Conflict of interest: Nothing to declare.
The role of SIOP as a platform for communication in the global response to childhood cancer
Article first published online: 12 AUG 2013
© 2013 Wiley Periodicals, Inc.
Pediatric Blood & Cancer
Volume 60, Issue 12, pages 2080–2086, December 2013
How to Cite
Calaminus, G., Birch, J. R., Hollis, R., Pau, B. and Kruger, M. (2013), The role of SIOP as a platform for communication in the global response to childhood cancer. Pediatr. Blood Cancer, 60: 2080–2086. doi: 10.1002/pbc.24728
- Issue published online: 8 OCT 2013
- Article first published online: 12 AUG 2013
- Manuscript Accepted: 16 JUL 2013
- Manuscript Received: 27 FEB 2013
- adapted protocols;
- clinical trials;
- communication platform;
- developing countries;
- essential medicines;
- paediatric haematology/oncology

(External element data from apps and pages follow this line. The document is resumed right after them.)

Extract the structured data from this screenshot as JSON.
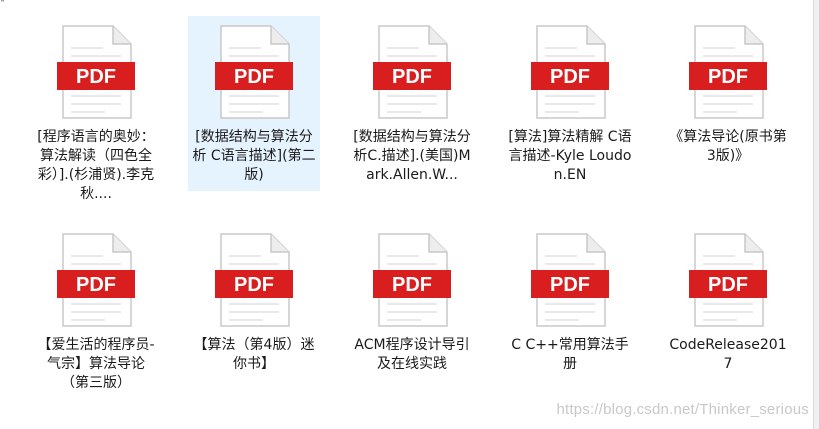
{
  "explorer": {
    "accent_selection": "#e5f3ff",
    "pdf_red": "#d81e1e",
    "icon_name": "pdf-file-icon",
    "icon_text": "PDF",
    "files": [
      {
        "name": "[程序语言的奥妙：算法解读（四色全彩）].(杉浦贤).李克秋...."
      },
      {
        "name": "[数据结构与算法分析 C语言描述](第二版)"
      },
      {
        "name": "[数据结构与算法分析C.描述].(美国)Mark.Allen.W..."
      },
      {
        "name": "[算法]算法精解 C语言描述-Kyle Loudon.EN"
      },
      {
        "name": "《算法导论(原书第3版)》"
      },
      {
        "name": "【爱生活的程序员-气宗】算法导论（第三版）"
      },
      {
        "name": "【算法（第4版）迷你书】"
      },
      {
        "name": "ACM程序设计导引及在线实践"
      },
      {
        "name": "C C++常用算法手册"
      },
      {
        "name": "CodeRelease2017"
      }
    ]
  },
  "watermark": "https://blog.csdn.net/Thinker_serious"
}
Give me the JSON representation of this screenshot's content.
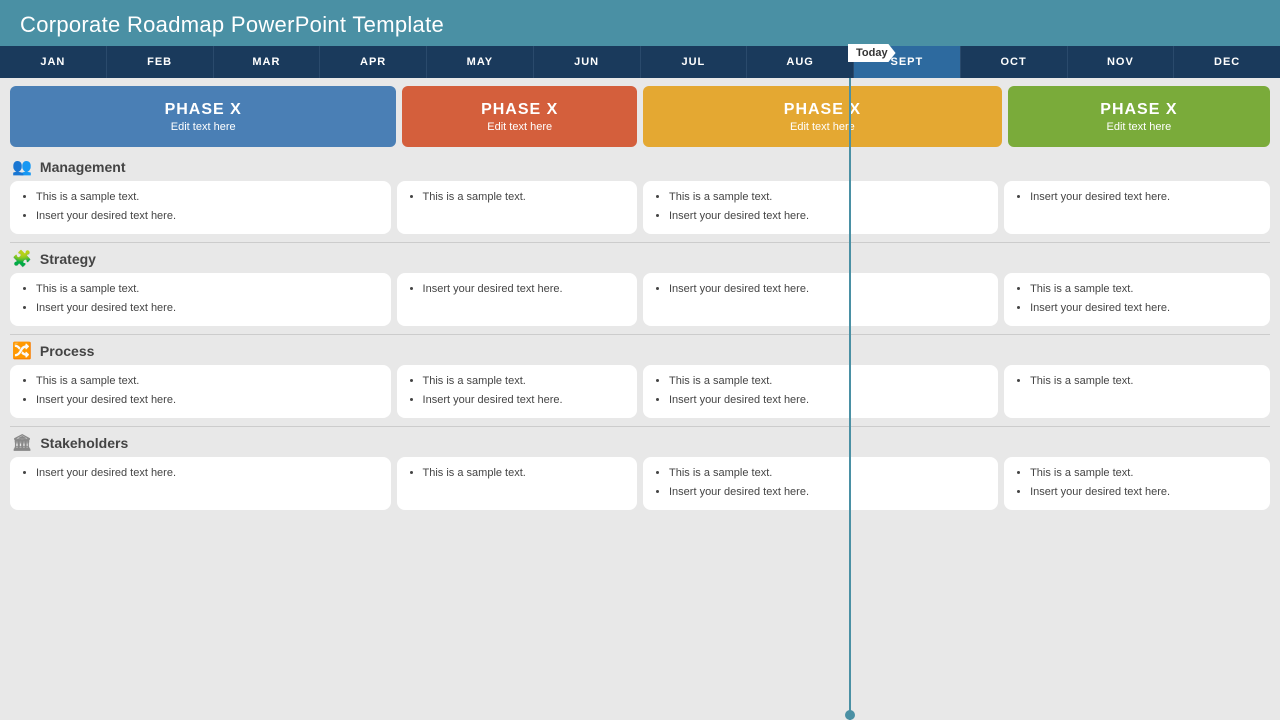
{
  "title": "Corporate Roadmap PowerPoint Template",
  "today_label": "Today",
  "months": [
    {
      "label": "JAN",
      "active": false
    },
    {
      "label": "FEB",
      "active": false
    },
    {
      "label": "MAR",
      "active": false
    },
    {
      "label": "APR",
      "active": false
    },
    {
      "label": "MAY",
      "active": false
    },
    {
      "label": "JUN",
      "active": false
    },
    {
      "label": "JUL",
      "active": false
    },
    {
      "label": "AUG",
      "active": false
    },
    {
      "label": "SEPT",
      "active": true
    },
    {
      "label": "OCT",
      "active": false
    },
    {
      "label": "NOV",
      "active": false
    },
    {
      "label": "DEC",
      "active": false
    }
  ],
  "phases": [
    {
      "label": "PHASE X",
      "sub": "Edit text here",
      "class": "phase-1"
    },
    {
      "label": "PHASE X",
      "sub": "Edit text here",
      "class": "phase-2"
    },
    {
      "label": "PHASE X",
      "sub": "Edit text here",
      "class": "phase-3"
    },
    {
      "label": "PHASE X",
      "sub": "Edit text here",
      "class": "phase-4"
    }
  ],
  "sections": [
    {
      "title": "Management",
      "icon": "👥",
      "cards": [
        {
          "items": [
            "This is a sample text.",
            "Insert your desired text here."
          ]
        },
        {
          "items": [
            "This is a sample text."
          ]
        },
        {
          "items": [
            "This is a sample text.",
            "Insert your desired text here."
          ]
        },
        {
          "items": [
            "Insert your desired text here."
          ]
        }
      ]
    },
    {
      "title": "Strategy",
      "icon": "🧩",
      "cards": [
        {
          "items": [
            "This is a sample text.",
            "Insert your desired text here."
          ]
        },
        {
          "items": [
            "Insert your desired text here."
          ]
        },
        {
          "items": [
            "Insert your desired text here."
          ]
        },
        {
          "items": [
            "This is a sample text.",
            "Insert your desired text here."
          ]
        }
      ]
    },
    {
      "title": "Process",
      "icon": "🔀",
      "cards": [
        {
          "items": [
            "This is a sample text.",
            "Insert your desired text here."
          ]
        },
        {
          "items": [
            "This is a sample text.",
            "Insert your desired text here."
          ]
        },
        {
          "items": [
            "This is a sample text.",
            "Insert your desired text here."
          ]
        },
        {
          "items": [
            "This is a sample text."
          ]
        }
      ]
    },
    {
      "title": "Stakeholders",
      "icon": "🏛",
      "cards": [
        {
          "items": [
            "Insert your desired text here."
          ]
        },
        {
          "items": [
            "This is a sample text."
          ]
        },
        {
          "items": [
            "This is a sample text.",
            "Insert your desired text here."
          ]
        },
        {
          "items": [
            "This is a sample text.",
            "Insert your desired text here."
          ]
        }
      ]
    }
  ]
}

Since the year 2000, there has been a 35% annual decrease in mortality among children under the age of five worldwide. The decrease is mainly attributed to the decrease in childhood epidemic infections, for example, due to vaccination programs. In the near future, this decrease will draw attention to paediatric non-communicable diseases (NCDs), and cancer is one of the most common. Access to care for children with cancer and survival rates have improved dramatically in high-income countries. However, it is important that a global perspective addresses problems in developing countries in particular. To meet this challenge, it is critical that emphasis is placed on demands such as access to care and drugs that are known to be effective, and which can be safely administered in resource-limited settings. Additionally, cancer registries and improved health care structures that include care for children with cancer, are paramount for further progress to increase awareness and the survival of children with cancer. The purpose of this paper is to describe current worldwide interventions to improve childhood cancer from the perspective of the International Society of Paediatric Oncology (SIOP). This global perspective will serve as an introduction to a series of papers from six SIOP continental branches, which will highlight the specific and/or common issues related to children with cancer worldwide. To strengthen the communication among and synergistic effects of various paediatric cancer stakeholders, SIOP could serve as a global platform for a proposed Global Paediatric Cancer Network through the interaction of its continental branches and partner collaborations. Pediatr Blood Cancer 2013;60:2080–2086. © 2013 Wiley Periodicals, Inc.